Exercise brief: Return all the lines below in which the string "JSON" appears.

*** Opening of Supplied information ***

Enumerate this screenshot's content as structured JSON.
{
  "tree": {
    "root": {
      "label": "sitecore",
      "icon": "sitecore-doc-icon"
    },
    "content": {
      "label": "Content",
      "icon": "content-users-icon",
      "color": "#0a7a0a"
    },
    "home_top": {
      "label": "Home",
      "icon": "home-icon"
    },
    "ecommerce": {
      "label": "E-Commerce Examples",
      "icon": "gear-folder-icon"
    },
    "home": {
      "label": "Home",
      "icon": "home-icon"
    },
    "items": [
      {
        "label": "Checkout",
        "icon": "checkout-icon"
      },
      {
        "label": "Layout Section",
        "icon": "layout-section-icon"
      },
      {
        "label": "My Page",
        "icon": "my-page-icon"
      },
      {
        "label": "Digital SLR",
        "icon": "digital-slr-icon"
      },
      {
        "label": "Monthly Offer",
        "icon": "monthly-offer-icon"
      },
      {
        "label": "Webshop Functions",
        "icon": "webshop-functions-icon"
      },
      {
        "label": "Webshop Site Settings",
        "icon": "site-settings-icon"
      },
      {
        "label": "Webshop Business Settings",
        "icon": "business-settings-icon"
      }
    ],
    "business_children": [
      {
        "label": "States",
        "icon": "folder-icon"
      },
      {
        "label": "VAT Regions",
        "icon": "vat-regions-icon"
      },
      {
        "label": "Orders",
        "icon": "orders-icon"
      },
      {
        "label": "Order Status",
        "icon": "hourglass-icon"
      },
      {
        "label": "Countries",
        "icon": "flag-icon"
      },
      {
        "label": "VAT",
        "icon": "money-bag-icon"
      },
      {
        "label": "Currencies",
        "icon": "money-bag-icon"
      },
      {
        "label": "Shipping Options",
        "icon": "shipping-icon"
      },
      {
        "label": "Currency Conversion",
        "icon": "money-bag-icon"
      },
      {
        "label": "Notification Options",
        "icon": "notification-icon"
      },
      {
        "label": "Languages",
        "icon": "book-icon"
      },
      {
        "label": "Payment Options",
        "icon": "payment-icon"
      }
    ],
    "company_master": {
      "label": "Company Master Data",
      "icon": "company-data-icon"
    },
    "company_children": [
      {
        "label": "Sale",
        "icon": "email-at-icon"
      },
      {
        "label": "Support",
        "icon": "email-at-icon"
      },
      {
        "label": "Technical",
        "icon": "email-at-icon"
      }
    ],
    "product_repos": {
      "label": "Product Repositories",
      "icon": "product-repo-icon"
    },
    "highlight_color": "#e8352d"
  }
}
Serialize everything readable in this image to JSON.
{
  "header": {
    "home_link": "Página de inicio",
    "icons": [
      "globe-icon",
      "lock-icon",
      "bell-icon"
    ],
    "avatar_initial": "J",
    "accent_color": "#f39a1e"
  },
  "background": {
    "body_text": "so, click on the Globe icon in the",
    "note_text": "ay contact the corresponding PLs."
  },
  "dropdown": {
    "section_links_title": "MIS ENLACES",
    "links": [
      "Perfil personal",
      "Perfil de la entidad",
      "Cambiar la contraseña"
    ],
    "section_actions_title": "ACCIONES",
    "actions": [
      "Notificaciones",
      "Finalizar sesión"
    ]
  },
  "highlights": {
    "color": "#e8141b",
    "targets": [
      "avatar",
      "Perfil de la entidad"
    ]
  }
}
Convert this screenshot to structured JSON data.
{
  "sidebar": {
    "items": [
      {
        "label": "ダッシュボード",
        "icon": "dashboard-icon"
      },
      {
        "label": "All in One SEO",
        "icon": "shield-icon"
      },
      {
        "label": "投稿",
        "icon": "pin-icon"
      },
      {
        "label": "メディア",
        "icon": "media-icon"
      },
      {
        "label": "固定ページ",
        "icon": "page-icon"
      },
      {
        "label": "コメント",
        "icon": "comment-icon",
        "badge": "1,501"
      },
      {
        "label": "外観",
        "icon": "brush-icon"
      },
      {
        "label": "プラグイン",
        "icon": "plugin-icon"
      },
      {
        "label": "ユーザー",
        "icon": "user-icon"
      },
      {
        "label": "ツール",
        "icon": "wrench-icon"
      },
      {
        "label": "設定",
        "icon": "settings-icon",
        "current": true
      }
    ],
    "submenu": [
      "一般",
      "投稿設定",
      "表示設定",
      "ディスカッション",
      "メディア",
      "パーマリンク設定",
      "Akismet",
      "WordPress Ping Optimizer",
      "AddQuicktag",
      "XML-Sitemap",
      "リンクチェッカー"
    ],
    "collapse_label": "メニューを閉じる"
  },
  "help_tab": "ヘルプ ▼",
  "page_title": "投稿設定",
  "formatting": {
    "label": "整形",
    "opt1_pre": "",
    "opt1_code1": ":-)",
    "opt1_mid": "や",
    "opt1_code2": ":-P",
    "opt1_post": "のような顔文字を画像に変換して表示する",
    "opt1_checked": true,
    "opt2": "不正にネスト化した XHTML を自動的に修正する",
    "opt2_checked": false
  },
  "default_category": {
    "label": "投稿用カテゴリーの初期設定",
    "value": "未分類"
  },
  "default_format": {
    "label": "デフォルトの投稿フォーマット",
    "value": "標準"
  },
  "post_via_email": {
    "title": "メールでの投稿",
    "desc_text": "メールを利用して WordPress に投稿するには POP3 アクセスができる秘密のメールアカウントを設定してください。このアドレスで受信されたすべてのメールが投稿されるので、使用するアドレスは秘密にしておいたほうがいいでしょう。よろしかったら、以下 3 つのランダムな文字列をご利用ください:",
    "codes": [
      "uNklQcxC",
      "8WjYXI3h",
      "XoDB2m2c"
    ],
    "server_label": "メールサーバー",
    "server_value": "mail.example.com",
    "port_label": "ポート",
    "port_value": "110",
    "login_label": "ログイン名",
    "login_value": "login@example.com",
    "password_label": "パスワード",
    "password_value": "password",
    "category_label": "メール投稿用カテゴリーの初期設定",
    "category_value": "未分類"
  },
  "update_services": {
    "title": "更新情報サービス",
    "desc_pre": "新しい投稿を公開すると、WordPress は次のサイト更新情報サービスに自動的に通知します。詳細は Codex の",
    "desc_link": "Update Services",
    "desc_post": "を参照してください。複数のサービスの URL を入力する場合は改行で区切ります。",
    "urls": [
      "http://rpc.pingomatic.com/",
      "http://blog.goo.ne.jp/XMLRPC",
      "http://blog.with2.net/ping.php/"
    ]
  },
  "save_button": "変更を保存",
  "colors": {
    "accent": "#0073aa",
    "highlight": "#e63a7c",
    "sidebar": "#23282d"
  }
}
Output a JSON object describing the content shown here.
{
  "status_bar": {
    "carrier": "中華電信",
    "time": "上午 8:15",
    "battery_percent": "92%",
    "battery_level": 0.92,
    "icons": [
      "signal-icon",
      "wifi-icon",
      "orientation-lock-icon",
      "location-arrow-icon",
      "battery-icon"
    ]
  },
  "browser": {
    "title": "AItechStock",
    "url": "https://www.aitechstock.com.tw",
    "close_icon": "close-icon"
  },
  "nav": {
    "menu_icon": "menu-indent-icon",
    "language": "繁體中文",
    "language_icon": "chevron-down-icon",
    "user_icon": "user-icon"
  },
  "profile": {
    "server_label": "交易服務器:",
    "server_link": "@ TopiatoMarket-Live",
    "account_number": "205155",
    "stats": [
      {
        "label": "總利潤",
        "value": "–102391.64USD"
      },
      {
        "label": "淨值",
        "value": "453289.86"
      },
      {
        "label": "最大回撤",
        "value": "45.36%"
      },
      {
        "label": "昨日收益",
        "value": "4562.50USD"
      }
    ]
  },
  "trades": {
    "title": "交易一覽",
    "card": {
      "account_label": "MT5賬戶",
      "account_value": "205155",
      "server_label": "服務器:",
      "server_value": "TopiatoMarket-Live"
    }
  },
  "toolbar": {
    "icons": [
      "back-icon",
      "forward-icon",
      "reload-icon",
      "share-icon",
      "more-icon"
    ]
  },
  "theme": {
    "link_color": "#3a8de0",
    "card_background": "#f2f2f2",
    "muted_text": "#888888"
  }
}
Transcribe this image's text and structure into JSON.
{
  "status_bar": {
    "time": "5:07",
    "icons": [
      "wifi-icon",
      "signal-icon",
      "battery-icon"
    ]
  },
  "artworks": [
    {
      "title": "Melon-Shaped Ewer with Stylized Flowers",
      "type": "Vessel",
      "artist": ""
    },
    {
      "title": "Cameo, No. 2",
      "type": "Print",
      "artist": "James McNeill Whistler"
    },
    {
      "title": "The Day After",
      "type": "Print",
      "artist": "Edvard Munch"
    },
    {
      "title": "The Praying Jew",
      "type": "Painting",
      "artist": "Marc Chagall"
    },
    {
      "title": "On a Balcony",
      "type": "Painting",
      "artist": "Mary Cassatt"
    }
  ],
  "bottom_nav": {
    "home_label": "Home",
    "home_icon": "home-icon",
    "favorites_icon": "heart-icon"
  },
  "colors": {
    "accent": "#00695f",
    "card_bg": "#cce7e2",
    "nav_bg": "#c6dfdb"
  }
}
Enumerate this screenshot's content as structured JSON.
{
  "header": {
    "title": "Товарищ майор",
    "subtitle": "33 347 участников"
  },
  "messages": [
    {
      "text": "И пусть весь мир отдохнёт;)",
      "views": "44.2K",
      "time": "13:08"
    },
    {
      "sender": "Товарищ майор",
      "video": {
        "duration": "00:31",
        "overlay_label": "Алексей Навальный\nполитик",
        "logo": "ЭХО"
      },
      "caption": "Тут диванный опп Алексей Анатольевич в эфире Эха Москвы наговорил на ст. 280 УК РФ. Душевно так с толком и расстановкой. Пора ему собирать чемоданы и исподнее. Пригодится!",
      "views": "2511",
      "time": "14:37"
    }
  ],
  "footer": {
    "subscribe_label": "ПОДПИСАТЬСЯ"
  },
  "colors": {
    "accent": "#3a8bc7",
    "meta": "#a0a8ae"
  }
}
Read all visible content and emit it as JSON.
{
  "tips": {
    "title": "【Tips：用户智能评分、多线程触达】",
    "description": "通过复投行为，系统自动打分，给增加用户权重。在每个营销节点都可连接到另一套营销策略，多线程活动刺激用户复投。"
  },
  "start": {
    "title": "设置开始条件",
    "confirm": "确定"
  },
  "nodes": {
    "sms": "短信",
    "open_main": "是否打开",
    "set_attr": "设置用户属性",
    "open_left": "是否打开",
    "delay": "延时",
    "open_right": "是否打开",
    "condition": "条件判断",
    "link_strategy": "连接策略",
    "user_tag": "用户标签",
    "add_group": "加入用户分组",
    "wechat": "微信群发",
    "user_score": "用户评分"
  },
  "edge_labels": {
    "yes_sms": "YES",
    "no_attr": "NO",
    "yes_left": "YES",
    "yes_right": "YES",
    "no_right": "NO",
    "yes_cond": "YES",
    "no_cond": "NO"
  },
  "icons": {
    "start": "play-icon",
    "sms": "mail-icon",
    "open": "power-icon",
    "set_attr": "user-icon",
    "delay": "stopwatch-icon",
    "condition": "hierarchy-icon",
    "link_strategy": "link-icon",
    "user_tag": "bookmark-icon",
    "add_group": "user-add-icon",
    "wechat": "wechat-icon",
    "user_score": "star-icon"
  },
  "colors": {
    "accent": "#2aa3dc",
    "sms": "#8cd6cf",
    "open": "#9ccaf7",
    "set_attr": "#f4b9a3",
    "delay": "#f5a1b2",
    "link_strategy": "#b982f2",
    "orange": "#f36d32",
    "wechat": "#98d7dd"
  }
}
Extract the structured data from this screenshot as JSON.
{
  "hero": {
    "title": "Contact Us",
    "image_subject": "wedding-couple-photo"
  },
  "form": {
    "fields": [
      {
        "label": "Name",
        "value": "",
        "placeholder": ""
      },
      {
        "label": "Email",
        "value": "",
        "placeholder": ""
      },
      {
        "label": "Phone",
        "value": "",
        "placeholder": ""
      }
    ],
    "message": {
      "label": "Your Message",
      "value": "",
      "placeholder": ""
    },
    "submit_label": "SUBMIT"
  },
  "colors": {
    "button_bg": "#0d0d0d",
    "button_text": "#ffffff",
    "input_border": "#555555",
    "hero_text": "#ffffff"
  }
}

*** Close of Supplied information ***

Answer:
Enumerate this screenshot's content as structured JSON.
Serialize everything readable in this image to JSON.
Convert this screenshot to structured JSON data.
Output a JSON object describing the content shown here.
Transcribe this image's text and structure into JSON.
Enumerate this screenshot's content as structured JSON.
Read all visible content and emit it as JSON.
Extract the structured data from this screenshot as JSON.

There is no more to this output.